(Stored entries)
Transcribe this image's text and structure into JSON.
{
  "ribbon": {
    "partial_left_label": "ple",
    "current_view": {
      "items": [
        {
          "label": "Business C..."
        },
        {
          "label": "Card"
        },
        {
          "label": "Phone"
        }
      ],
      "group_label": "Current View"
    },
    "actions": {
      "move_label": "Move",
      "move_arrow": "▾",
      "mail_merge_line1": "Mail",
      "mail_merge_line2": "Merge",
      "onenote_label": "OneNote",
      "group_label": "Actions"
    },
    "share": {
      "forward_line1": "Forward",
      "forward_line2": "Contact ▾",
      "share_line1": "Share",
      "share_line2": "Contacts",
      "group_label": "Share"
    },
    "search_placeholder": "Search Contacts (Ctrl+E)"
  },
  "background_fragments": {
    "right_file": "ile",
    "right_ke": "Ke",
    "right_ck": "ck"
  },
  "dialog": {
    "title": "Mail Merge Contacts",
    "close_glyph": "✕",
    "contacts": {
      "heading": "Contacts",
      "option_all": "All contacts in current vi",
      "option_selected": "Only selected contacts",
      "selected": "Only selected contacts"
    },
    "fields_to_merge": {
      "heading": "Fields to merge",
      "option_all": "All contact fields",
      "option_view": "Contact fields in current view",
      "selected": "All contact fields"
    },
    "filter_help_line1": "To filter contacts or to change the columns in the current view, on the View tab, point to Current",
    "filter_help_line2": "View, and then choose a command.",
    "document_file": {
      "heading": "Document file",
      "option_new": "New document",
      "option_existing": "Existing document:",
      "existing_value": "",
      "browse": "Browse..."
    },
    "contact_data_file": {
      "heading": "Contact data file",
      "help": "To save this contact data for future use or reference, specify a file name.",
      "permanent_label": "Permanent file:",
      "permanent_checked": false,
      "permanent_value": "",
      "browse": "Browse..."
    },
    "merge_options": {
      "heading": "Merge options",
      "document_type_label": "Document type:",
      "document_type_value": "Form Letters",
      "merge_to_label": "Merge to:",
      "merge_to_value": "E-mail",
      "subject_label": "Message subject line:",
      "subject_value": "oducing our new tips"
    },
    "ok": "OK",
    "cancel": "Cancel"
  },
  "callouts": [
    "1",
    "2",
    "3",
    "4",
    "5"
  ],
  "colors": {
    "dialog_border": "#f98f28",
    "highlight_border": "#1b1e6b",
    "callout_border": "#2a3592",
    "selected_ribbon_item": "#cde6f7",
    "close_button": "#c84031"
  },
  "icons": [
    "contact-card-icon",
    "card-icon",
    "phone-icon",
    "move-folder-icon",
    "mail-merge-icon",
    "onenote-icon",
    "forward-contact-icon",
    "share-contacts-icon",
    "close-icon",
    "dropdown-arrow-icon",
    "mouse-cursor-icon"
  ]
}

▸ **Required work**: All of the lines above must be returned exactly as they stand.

▸ **Problem solution**:
Transcribe this image's text and structure into JSON.
{
  "ribbon": {
    "partial_left_label": "ple",
    "current_view": {
      "items": [
        {
          "label": "Business C..."
        },
        {
          "label": "Card"
        },
        {
          "label": "Phone"
        }
      ],
      "group_label": "Current View"
    },
    "actions": {
      "move_label": "Move",
      "move_arrow": "▾",
      "mail_merge_line1": "Mail",
      "mail_merge_line2": "Merge",
      "onenote_label": "OneNote",
      "group_label": "Actions"
    },
    "share": {
      "forward_line1": "Forward",
      "forward_line2": "Contact ▾",
      "share_line1": "Share",
      "share_line2": "Contacts",
      "group_label": "Share"
    },
    "search_placeholder": "Search Contacts (Ctrl+E)"
  },
  "background_fragments": {
    "right_file": "ile",
    "right_ke": "Ke",
    "right_ck": "ck"
  },
  "dialog": {
    "title": "Mail Merge Contacts",
    "close_glyph": "✕",
    "contacts": {
      "heading": "Contacts",
      "option_all": "All contacts in current vi",
      "option_selected": "Only selected contacts",
      "selected": "Only selected contacts"
    },
    "fields_to_merge": {
      "heading": "Fields to merge",
      "option_all": "All contact fields",
      "option_view": "Contact fields in current view",
      "selected": "All contact fields"
    },
    "filter_help_line1": "To filter contacts or to change the columns in the current view, on the View tab, point to Current",
    "filter_help_line2": "View, and then choose a command.",
    "document_file": {
      "heading": "Document file",
      "option_new": "New document",
      "option_existing": "Existing document:",
      "existing_value": "",
      "browse": "Browse..."
    },
    "contact_data_file": {
      "heading": "Contact data file",
      "help": "To save this contact data for future use or reference, specify a file name.",
      "permanent_label": "Permanent file:",
      "permanent_checked": false,
      "permanent_value": "",
      "browse": "Browse..."
    },
    "merge_options": {
      "heading": "Merge options",
      "document_type_label": "Document type:",
      "document_type_value": "Form Letters",
      "merge_to_label": "Merge to:",
      "merge_to_value": "E-mail",
      "subject_label": "Message subject line:",
      "subject_value": "oducing our new tips"
    },
    "ok": "OK",
    "cancel": "Cancel"
  },
  "callouts": [
    "1",
    "2",
    "3",
    "4",
    "5"
  ],
  "colors": {
    "dialog_border": "#f98f28",
    "highlight_border": "#1b1e6b",
    "callout_border": "#2a3592",
    "selected_ribbon_item": "#cde6f7",
    "close_button": "#c84031"
  },
  "icons": [
    "contact-card-icon",
    "card-icon",
    "phone-icon",
    "move-folder-icon",
    "mail-merge-icon",
    "onenote-icon",
    "forward-contact-icon",
    "share-contacts-icon",
    "close-icon",
    "dropdown-arrow-icon",
    "mouse-cursor-icon"
  ]
}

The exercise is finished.